There are natural non-biological behavioral disorders, at least in their true origin. We will remember that they can come from 2 contexts: breeding or environmental conditions.
Apart from disorders specifically related to reproduction (genetics), the rearing conditions are the first potential factor for developing proven and identified diseases. Sensory or relational deprivation, mistreatment, malnutrition… will indelibly mark a dog as soon as it occurs during its first 3 weeks of life. The well-known kennel syndrome is an example:
However, dogs affected by this syndrome manage to live very well in a family with some non-medicinal but relational arrangements.
However, puppies that develop a permanent aggressiveness very early on will have no chance to integrate, not even with medical treatment, leading to the extreme solution of euthanasia.
A poorly conducted socialization with other dogs and humans, between 4 and 8 weeks of age, can be a handicap, but not at all impossible or irreversible. This is almost natural (according to the theory of evolution).
Dog training, sports, shows, etc., can develop behavioral disorders ranging from licking (self-mutilation) to self-injury (direct attack without threat). The effects of poor conditioning are primarily symptomatic of
a significant failure of communication between man and dog ;
acute suffering of the dog.
It is an illusion to treat or correct a behavioral disorder by education/dressing. On the other hand, it can be beneficial to establish good practices and relationships, to propose to the dog other behaviors than those judged inappropriate, which he will adopt when he no longer has a clear need for them.
Practically all disorders that are not genetic or biological come from relational problems. The mere possession of a dog induces, at the origin, the possible and probable development of relational disorders (within the framework of a relationship between man and dog). Should we, therefore, feel guilty?
Methodology of investigation
Whatever one may think, it is not possible, just by observing behavior, to determine its cause or origin. We can suspect a medical, environmental, or another source, but without investigation, it can never be determined correctly. The effects can be masked or reduced, but rarely can we be sure they will not reappear. Two professionals are in the best position to help you deal with the situation and provide reliable answers: the veterinarian and the dog behaviorist.
The veterinarian is the only one authorized to diagnose, treat, prescribe and operate (surgery) on the animal. In case of suspected disorders, a medical visit, or even a few more advanced analyses, will always be an excellent preamble to rule out or to put forward, depending on the case, a medical (not psychiatric) cause. Three crucial questions should then be asked:
- Is the disorder presented as the consequence of a biological or genetic condition or the dog’s environment?
- Is the diagnosis based on a strict and objective observation of the situation, or is it a response to a proposal, direct or indirect, from a third party (according to the notions of anti-psychiatry or anthropomorphism)?
- Does the medical response end the causes of the diagnosed disorder in whole or in part or only some of its effects?
The canine behaviorist

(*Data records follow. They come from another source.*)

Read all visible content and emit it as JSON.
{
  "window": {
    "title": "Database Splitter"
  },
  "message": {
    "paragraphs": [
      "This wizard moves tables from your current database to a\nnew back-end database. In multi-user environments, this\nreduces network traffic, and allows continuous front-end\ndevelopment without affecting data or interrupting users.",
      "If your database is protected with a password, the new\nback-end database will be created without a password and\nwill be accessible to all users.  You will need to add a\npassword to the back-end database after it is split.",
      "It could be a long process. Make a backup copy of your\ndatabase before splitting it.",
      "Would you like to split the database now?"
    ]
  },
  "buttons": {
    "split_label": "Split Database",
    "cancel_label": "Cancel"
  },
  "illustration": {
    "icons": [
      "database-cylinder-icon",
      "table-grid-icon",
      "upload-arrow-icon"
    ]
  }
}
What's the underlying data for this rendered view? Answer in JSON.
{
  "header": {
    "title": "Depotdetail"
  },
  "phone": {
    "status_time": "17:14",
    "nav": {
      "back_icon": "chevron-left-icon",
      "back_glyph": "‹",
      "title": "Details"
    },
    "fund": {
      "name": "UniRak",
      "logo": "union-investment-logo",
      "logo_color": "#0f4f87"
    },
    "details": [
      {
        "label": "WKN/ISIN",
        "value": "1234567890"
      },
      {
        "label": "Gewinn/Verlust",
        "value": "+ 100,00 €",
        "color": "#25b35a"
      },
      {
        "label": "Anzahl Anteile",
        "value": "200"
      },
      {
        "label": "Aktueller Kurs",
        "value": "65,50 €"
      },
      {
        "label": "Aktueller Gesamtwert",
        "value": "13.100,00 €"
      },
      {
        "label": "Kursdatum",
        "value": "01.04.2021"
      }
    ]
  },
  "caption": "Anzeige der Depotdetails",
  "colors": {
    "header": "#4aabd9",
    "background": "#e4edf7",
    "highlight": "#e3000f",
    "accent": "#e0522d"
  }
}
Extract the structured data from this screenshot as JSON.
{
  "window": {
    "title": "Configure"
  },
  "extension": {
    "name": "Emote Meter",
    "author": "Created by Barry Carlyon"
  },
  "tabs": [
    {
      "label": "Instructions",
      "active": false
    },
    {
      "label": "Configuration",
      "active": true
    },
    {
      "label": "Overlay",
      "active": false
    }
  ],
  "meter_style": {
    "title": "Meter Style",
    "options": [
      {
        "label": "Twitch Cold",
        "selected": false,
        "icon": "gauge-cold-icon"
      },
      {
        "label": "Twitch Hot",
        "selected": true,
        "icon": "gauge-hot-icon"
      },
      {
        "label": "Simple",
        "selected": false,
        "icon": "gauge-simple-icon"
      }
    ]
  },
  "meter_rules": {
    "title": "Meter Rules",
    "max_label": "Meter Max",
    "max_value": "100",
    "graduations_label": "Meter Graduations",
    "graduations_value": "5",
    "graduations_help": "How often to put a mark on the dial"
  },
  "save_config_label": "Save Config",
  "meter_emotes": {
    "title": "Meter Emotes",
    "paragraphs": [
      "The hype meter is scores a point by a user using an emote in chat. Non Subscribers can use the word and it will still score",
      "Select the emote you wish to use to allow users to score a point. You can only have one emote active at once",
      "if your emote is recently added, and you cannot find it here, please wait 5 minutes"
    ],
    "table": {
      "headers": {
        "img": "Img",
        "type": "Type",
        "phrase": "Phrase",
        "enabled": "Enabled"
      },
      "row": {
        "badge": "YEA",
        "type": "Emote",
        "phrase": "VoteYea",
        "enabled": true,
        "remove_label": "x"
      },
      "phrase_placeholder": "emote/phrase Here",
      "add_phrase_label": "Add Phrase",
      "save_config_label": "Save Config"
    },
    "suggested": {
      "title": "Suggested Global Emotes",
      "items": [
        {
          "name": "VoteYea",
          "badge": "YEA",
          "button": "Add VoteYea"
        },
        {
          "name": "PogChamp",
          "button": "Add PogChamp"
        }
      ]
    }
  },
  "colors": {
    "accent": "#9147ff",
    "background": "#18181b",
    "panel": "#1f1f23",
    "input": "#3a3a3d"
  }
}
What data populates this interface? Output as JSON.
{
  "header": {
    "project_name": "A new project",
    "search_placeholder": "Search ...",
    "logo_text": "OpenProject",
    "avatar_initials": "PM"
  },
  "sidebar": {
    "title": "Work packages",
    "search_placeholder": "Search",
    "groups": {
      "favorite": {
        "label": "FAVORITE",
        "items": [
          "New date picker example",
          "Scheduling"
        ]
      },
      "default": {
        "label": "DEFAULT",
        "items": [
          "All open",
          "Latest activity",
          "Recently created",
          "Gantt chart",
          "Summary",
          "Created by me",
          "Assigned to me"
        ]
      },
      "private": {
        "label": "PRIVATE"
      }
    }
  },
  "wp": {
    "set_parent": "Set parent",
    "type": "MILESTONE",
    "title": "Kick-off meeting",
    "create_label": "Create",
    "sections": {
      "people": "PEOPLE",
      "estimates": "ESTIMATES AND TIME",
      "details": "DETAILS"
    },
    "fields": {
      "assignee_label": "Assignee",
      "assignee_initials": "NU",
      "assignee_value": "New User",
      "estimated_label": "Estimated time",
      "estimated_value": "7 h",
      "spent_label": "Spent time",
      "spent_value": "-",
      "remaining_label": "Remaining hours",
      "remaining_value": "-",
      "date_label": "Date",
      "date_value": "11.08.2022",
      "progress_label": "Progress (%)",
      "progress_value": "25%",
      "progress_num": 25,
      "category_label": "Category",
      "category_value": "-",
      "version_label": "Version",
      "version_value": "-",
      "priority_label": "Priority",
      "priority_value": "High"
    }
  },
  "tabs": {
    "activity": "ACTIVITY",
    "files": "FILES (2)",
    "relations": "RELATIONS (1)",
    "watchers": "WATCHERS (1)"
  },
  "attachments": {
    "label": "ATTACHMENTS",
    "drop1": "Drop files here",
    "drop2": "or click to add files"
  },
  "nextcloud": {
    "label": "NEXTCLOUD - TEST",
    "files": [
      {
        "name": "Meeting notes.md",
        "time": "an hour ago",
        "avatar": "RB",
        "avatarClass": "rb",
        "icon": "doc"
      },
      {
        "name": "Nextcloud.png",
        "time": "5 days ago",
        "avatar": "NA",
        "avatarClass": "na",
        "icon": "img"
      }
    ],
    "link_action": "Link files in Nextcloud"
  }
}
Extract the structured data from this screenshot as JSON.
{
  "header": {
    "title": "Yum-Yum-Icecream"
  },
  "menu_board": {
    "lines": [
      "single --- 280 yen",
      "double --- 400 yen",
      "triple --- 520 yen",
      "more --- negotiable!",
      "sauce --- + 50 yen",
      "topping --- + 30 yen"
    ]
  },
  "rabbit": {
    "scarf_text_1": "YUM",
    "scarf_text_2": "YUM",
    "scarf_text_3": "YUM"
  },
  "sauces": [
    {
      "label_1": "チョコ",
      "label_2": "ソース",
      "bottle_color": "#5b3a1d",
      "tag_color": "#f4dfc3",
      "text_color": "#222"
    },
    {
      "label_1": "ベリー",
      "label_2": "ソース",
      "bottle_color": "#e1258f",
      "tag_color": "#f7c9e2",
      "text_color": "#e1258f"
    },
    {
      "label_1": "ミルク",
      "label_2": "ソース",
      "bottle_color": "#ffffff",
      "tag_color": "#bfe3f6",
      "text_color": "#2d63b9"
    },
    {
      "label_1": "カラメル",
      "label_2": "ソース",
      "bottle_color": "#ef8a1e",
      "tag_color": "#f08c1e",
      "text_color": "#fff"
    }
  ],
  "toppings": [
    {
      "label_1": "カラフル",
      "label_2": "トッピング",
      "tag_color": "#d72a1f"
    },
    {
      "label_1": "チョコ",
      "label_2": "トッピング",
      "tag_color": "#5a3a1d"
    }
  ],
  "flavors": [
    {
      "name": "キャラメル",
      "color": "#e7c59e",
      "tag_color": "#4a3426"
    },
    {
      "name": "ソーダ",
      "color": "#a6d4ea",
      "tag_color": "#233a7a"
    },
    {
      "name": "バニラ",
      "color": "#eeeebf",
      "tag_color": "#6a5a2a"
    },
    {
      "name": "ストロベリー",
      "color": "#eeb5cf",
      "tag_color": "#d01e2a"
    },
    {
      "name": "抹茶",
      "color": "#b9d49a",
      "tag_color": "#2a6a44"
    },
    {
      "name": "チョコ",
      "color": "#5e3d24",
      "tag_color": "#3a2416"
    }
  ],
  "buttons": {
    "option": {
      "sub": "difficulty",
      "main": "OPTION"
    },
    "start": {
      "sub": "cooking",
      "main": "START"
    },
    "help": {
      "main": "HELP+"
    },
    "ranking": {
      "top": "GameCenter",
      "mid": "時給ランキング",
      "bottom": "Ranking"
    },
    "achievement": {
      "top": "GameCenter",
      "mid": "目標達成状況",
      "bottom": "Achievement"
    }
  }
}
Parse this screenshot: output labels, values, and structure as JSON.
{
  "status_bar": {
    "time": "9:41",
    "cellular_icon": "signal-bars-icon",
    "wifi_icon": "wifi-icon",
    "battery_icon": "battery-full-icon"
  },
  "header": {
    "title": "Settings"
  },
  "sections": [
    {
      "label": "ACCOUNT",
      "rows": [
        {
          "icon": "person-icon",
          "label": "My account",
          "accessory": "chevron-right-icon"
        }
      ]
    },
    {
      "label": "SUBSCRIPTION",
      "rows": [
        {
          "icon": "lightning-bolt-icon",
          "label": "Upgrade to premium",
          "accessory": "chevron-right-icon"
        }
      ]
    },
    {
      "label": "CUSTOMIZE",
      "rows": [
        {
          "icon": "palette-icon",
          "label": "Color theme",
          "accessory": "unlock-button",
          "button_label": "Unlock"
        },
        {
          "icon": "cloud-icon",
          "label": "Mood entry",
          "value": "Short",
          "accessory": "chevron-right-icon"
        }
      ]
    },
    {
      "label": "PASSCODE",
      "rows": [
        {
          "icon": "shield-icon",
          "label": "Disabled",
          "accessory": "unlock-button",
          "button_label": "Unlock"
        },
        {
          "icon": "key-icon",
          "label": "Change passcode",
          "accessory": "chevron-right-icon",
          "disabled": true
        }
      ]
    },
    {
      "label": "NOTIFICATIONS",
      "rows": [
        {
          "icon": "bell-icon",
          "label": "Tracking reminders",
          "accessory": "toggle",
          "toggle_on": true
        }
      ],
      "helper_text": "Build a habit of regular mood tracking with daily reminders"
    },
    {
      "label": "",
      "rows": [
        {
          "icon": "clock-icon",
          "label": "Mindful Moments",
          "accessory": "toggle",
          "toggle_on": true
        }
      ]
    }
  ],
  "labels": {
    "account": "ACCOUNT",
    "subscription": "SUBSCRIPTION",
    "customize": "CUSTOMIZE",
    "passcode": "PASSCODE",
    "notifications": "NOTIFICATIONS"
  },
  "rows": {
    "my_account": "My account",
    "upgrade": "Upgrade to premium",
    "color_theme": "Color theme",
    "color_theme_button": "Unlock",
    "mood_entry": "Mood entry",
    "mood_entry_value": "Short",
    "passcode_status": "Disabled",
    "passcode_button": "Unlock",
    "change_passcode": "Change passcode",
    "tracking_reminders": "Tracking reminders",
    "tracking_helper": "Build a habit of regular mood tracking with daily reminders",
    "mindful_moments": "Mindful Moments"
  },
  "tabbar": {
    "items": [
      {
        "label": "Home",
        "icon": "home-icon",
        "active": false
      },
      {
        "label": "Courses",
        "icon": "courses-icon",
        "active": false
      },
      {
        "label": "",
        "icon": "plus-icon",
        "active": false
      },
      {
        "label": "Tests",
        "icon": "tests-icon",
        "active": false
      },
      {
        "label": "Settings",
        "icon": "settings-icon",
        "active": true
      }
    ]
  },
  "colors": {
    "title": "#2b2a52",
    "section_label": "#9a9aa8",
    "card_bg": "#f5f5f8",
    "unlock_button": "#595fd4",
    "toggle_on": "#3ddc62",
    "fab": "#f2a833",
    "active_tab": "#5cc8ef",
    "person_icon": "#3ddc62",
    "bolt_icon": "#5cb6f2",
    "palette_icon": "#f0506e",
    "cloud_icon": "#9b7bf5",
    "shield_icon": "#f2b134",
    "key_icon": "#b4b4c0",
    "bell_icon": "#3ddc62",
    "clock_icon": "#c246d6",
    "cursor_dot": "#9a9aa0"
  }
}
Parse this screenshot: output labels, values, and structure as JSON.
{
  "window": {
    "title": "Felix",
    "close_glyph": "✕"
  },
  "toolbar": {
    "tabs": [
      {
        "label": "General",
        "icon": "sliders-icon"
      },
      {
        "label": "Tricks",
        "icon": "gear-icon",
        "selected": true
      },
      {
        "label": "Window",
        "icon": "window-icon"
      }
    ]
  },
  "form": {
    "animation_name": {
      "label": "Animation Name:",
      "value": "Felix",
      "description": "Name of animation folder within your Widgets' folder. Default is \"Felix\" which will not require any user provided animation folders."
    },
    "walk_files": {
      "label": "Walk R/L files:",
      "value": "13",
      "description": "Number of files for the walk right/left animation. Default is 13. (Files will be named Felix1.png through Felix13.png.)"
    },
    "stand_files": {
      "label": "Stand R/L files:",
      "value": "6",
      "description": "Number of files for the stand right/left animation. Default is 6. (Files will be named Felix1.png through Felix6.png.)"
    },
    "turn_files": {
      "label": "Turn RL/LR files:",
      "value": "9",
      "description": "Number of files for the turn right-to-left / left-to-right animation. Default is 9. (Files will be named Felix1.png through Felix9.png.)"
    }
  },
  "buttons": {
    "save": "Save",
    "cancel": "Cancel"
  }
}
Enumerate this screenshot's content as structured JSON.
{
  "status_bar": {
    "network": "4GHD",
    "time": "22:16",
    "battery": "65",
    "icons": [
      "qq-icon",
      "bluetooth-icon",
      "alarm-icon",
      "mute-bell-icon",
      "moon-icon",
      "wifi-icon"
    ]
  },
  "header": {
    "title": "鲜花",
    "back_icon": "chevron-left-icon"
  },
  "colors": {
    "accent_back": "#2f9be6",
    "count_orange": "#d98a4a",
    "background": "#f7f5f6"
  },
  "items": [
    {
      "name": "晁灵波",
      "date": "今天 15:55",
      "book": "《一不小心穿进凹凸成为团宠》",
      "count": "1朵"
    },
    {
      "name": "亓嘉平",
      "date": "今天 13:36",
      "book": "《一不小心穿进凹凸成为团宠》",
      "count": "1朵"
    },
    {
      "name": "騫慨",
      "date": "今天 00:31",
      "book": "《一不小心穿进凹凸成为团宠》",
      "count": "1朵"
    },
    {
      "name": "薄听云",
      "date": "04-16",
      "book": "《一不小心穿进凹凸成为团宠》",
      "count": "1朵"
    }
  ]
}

The canine behaviorist is specifically trained to help understand and provide a comprehensive solution to the dog’s behavioral problems, both curative and preventive. He does not sell medications, sessions, methods, therapy, or behavioral rehabilitation. He only offers his expertise, usually in a single session with an integrated follow-up:
He is, above all, an analyst and a pedagogue who knows the dog well, especially in its family and social environment.
He will never intervene directly on the dog, neither on the medical nor the educational level, but he will be able to locate the source of the supposed disorders and propose the right approach to adoption.
However, if he suspects a medical cause, he must, on an ethical level, suspend his mission and suggest veterinary investigations.
If he were to suggest education/dressing sessions, he would also violate his ethics (conflict of interest).
Good to know: a little bit of everything can be found in the dog world, the best and the worst, no profession escaping it; get informed to find a competent professional.